Little is known about the ultimate fate of petroleum hydrocarbons in bioretention areas or the factors that influence their fate, including vegetation choice. In this work, laboratory-scale bioretention cells were constructed inside sealed glass columns and spiked with 14C-naphthalene to permit an accurate accounting of naphthalene fate. Three columns were operated for approximately 5 months: an unplanted control column, a column planted with Blue Joint Grass, and a column planted with purple prairie clover (a legume). Naphthalene volatilization, leaching, biodegradation (mineralization), sorption, and plant uptake were determined. Adsorption to soil was the dominant naphthalene removal mechanism within the columns, although mineralization and vegetative uptake also were important.

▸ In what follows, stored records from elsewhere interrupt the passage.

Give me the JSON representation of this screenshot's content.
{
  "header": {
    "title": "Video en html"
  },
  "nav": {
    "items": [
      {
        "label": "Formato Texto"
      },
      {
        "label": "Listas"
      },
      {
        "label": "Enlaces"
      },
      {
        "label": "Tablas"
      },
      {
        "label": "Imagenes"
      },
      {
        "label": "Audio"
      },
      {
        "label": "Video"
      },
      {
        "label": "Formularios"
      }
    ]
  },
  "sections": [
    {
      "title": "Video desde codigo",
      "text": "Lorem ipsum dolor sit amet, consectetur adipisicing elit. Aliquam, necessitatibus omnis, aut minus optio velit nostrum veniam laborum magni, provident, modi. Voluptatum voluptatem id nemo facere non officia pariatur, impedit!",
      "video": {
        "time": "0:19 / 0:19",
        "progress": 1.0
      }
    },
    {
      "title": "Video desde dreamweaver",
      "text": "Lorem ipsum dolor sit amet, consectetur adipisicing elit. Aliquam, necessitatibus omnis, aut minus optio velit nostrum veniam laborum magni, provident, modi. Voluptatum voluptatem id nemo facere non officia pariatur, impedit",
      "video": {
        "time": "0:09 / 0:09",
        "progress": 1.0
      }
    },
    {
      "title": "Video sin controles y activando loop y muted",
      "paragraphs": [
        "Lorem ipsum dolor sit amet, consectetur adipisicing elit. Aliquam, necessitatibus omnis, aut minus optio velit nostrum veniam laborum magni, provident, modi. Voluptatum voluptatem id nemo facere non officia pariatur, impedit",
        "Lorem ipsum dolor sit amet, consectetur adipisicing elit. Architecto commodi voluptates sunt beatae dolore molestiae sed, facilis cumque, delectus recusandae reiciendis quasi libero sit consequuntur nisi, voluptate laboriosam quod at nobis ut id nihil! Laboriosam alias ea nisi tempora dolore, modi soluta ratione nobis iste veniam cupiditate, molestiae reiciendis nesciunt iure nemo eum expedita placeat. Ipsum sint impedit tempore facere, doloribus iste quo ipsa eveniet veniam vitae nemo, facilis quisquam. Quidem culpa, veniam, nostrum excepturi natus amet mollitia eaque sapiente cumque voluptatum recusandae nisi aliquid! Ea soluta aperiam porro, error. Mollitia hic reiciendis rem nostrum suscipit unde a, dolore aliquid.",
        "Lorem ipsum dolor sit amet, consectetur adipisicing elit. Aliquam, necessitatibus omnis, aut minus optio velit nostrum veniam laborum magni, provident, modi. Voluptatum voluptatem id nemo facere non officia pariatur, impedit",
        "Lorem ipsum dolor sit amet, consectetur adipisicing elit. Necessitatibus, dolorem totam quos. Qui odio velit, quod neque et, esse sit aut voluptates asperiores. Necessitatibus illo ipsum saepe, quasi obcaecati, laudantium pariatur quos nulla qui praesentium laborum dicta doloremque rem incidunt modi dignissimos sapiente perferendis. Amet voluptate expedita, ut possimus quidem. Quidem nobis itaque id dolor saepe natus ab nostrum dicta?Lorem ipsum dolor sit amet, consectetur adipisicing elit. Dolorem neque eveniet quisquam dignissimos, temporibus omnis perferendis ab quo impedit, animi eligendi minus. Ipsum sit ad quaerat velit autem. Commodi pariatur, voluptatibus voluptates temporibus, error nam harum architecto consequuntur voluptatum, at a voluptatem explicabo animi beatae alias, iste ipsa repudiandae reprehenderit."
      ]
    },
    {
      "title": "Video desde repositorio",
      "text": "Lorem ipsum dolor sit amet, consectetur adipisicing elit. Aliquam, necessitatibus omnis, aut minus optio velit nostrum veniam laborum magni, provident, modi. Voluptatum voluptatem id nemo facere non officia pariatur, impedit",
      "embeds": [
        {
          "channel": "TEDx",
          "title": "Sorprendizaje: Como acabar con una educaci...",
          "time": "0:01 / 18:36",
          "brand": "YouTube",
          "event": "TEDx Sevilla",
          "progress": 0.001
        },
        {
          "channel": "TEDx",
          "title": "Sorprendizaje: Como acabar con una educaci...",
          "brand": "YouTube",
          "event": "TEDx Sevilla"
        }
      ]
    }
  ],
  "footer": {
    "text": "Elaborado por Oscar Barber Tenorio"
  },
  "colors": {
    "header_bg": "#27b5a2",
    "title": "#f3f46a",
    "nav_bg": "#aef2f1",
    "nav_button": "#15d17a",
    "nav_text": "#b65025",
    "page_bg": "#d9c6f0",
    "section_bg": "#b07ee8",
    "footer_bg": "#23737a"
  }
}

Contaminant volatilization was negligible and leaching of the contaminant was minor after some initial washout. Enrichment of the naphthalene degrader community (p<0.05) in the columns was measured using biodegradation batch experiments. The vegetated columns experienced enhanced enrichment compared to the unplanted columns (p<0.05). This research suggests that vegetation not only provides enhanced aesthetic appeal to bioretention cells but also measurable pollution control benefits.
|Original language||English (US)|
|Title of host publication||Design Methods and Case Studies|
|Editors||Michael L. Clar, Robert G. Traver, Shirley E. Clark, Shannon Lucas, Keith Lichten, Michael A. Ports, Aaron Poretsky|
|Publisher||American Society of Civil Engineers (ASCE)|
|Number of pages||6|
|State||Published - 2015|
|Event||2011 Low Impact Development Conference: Implementation and Economics - Philadelphia, United States|
Duration: Sep 25 2011 → Sep 28 2011
|Name||Low Impact Development Technology: Implementation and Economics|
|Conference||2011 Low Impact Development Conference: Implementation and Economics|
|Period||9/25/11 → 9/28/11|
Bibliographical noteFunding Information:
This material is based upon work supported by the National Science Foundation under Grant No. DGE-0504195. Additional funding was provided by a grant from the University of Minnesota Water Resources Center, an NSF Graduate Research Fellowship (GHL), and a University of Minnesota Graduate School Fellowship (GHL).